===== Data to examine =====

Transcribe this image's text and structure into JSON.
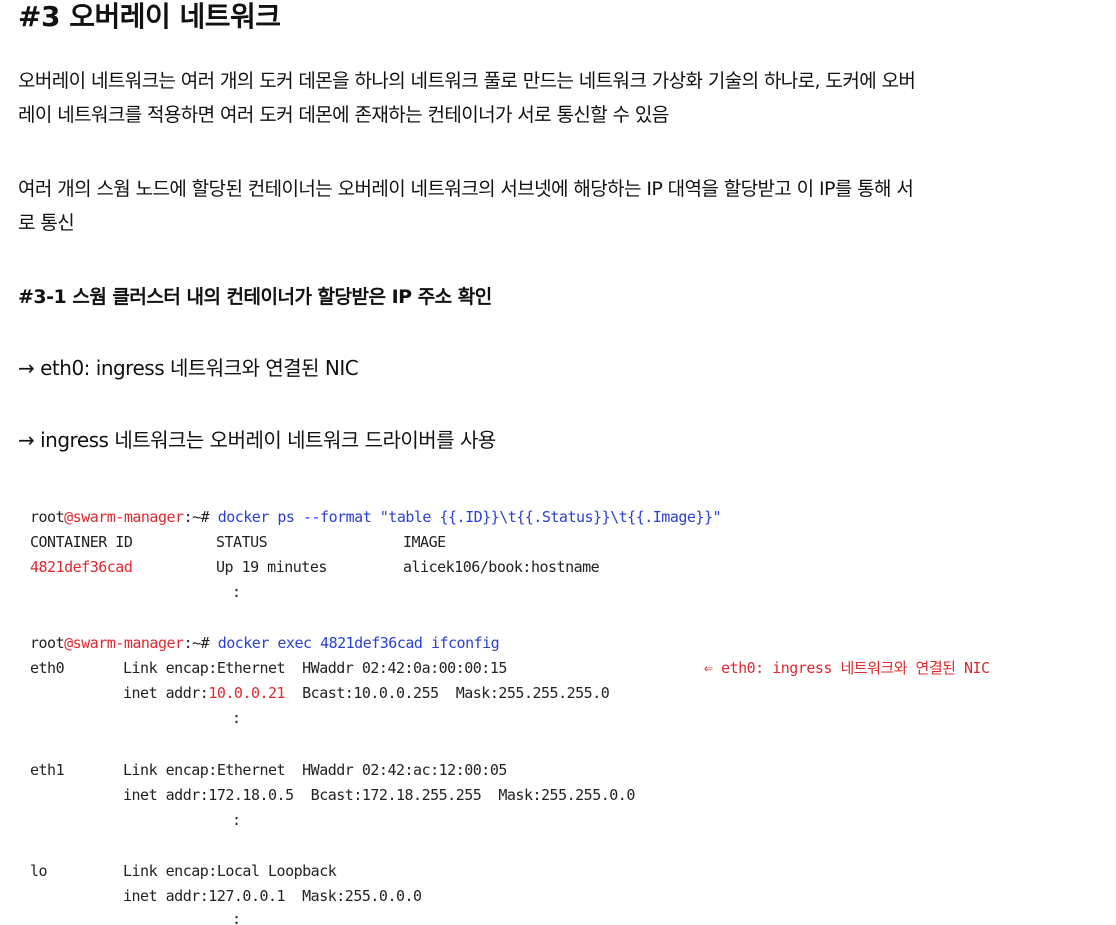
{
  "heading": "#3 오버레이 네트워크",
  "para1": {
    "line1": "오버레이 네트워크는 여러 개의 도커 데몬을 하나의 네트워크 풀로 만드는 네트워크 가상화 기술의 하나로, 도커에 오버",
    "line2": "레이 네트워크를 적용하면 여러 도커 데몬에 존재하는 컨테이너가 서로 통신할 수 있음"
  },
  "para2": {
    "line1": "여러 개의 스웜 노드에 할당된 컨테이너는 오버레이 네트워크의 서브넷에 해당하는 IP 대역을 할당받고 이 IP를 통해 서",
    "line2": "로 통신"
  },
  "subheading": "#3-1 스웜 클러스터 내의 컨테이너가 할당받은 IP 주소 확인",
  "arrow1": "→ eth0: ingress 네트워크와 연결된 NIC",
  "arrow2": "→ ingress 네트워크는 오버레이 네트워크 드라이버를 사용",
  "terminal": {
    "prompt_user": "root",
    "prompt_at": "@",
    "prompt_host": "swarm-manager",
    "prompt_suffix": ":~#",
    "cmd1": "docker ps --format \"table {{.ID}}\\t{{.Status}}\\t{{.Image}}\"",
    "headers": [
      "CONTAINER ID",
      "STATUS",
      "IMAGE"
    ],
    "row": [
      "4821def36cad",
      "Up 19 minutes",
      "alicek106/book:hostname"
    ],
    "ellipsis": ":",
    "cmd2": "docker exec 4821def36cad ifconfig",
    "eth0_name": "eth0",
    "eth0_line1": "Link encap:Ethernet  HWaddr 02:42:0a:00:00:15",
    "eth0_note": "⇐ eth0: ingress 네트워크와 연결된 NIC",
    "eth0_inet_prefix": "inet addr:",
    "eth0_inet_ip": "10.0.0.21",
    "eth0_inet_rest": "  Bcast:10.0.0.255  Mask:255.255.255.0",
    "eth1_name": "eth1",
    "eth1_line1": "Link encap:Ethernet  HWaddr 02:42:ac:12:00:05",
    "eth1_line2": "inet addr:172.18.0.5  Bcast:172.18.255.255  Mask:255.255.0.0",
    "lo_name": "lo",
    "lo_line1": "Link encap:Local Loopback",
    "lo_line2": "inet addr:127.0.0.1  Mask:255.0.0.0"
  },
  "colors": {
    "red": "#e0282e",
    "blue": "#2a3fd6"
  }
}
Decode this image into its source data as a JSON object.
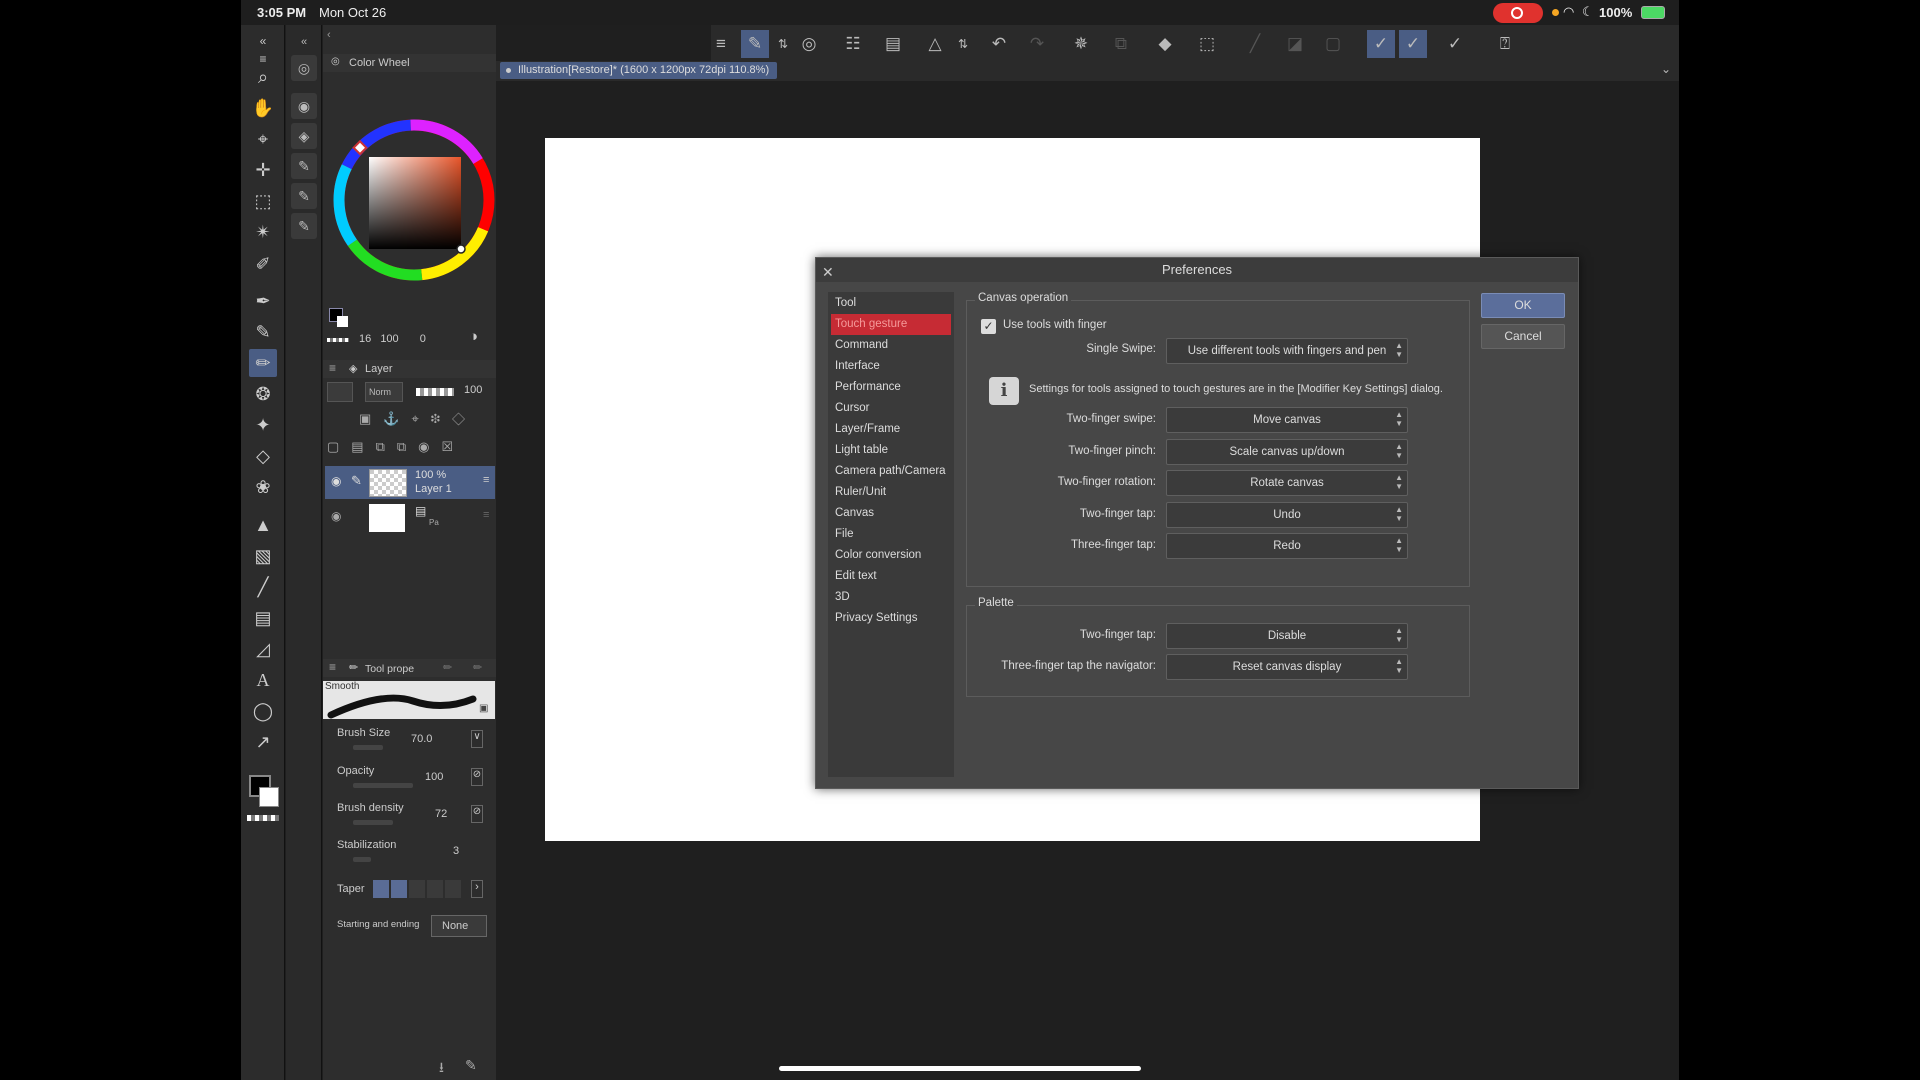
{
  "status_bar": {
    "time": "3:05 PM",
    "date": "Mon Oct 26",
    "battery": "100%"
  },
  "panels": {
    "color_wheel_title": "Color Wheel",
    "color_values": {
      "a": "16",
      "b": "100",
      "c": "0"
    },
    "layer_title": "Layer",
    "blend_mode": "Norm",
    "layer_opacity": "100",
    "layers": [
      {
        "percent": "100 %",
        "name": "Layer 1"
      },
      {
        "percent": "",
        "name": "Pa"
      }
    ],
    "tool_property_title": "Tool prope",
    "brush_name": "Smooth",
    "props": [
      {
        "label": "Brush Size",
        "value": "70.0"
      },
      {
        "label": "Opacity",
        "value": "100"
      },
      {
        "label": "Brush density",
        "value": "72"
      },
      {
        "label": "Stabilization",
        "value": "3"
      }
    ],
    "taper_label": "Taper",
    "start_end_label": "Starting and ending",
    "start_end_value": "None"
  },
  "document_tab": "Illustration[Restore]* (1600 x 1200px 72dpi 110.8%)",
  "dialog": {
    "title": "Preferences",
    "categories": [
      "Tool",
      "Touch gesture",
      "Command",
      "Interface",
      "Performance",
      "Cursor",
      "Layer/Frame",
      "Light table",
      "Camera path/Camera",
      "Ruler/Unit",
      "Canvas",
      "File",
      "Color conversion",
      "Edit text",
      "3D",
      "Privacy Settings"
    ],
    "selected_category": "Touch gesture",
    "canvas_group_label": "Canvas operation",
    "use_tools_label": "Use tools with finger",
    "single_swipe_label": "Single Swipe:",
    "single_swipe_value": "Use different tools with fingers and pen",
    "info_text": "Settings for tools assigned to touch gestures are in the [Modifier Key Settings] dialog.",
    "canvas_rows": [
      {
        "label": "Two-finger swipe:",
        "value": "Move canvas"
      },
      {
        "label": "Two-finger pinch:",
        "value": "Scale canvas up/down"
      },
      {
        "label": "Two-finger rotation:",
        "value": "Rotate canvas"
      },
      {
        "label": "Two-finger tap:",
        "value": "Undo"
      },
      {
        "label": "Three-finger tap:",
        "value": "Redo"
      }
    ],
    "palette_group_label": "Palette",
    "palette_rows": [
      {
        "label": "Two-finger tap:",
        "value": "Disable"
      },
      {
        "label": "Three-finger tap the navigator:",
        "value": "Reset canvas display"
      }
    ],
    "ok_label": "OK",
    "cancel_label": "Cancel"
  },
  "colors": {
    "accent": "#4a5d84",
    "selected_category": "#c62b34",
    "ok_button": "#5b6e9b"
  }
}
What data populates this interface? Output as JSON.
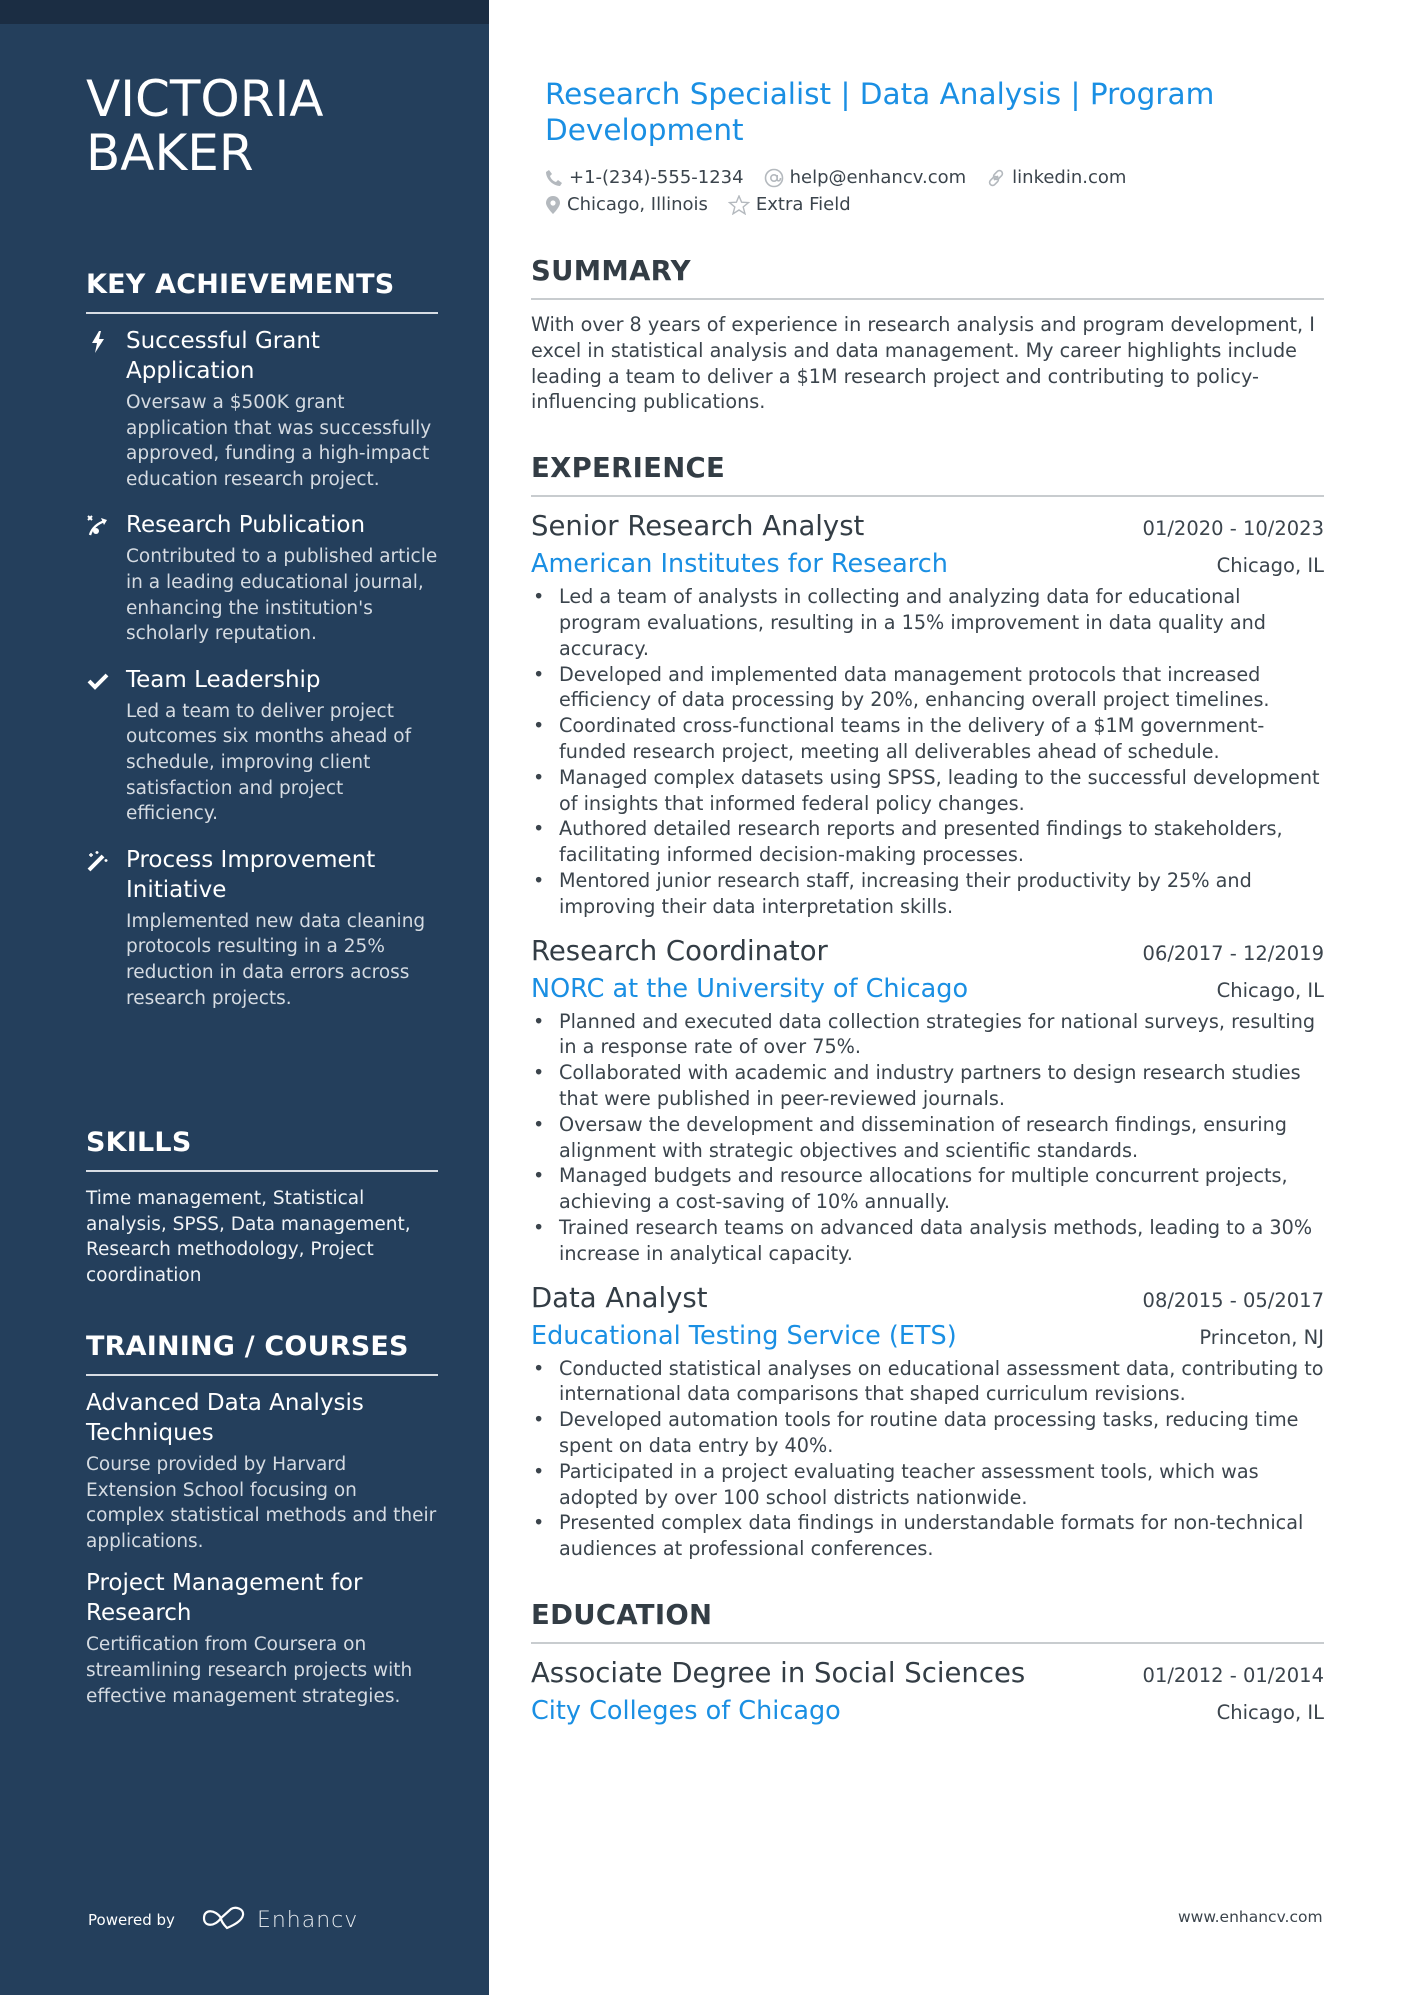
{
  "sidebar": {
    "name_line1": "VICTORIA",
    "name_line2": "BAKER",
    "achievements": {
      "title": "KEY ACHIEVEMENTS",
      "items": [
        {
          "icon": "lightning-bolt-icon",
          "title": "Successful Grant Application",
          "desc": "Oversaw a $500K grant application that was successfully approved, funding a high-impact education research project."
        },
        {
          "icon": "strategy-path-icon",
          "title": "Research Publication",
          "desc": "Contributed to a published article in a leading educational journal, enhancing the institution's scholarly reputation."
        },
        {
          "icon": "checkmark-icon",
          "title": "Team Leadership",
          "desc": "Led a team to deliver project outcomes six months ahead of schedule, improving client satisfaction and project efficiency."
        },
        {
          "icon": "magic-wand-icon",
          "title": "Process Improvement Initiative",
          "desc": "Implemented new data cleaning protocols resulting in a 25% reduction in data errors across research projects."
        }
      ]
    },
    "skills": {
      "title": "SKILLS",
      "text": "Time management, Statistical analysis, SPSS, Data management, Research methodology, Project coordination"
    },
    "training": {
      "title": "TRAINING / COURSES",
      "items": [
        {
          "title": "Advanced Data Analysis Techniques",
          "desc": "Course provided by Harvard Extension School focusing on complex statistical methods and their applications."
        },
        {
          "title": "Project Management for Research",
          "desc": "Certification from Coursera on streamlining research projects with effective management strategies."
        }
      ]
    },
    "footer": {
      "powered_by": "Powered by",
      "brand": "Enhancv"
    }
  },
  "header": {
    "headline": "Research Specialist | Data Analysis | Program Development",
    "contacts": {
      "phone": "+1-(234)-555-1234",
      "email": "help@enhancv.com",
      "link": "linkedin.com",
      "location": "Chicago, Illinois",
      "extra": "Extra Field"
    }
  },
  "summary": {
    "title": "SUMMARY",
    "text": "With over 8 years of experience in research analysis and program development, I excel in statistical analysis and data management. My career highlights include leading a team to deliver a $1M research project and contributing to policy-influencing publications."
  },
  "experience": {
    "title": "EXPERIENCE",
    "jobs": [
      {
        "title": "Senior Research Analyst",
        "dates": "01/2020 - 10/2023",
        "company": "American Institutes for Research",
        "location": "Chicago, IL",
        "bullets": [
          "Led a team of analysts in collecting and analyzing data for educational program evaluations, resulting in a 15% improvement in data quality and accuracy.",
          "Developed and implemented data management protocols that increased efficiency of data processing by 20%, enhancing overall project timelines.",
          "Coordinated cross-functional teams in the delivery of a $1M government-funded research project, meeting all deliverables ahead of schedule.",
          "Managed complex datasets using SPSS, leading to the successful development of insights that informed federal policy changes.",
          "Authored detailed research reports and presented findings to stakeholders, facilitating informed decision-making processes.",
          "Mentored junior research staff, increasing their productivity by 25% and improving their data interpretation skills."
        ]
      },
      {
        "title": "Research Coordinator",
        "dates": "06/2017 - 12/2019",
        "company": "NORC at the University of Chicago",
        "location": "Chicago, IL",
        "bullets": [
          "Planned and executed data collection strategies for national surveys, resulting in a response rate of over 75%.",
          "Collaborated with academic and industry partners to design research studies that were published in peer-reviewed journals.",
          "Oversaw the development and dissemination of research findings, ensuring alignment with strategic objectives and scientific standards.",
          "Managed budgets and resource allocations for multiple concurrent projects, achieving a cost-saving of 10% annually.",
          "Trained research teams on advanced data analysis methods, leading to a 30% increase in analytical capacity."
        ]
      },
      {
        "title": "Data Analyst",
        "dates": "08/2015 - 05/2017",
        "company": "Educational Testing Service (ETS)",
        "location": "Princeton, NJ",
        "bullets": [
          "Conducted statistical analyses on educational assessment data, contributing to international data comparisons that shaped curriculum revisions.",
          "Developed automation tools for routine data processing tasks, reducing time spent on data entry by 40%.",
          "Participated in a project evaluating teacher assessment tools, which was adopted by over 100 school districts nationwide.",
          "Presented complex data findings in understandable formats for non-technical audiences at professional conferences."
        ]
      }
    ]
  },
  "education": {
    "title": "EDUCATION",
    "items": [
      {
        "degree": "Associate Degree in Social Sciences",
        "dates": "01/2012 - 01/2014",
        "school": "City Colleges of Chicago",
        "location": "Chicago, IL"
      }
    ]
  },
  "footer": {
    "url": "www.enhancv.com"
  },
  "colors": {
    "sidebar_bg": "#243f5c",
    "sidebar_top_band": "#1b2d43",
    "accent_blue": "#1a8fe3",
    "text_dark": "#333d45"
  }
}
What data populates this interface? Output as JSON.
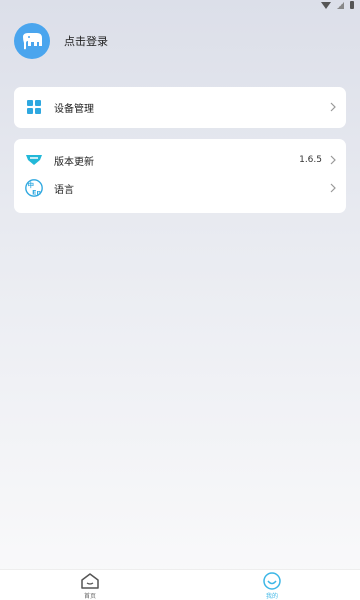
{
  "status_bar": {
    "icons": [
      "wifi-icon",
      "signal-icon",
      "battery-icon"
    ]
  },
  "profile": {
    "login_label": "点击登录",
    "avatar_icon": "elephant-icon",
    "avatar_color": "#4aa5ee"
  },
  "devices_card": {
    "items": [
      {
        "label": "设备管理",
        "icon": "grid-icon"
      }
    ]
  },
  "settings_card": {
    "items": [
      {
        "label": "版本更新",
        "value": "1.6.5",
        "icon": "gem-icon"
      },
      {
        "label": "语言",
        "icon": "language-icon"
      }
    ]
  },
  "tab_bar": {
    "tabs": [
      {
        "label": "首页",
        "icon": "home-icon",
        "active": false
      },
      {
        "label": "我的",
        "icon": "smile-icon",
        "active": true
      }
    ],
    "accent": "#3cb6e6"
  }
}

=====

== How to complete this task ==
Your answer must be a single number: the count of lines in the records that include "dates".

== Output of the exercise ==
4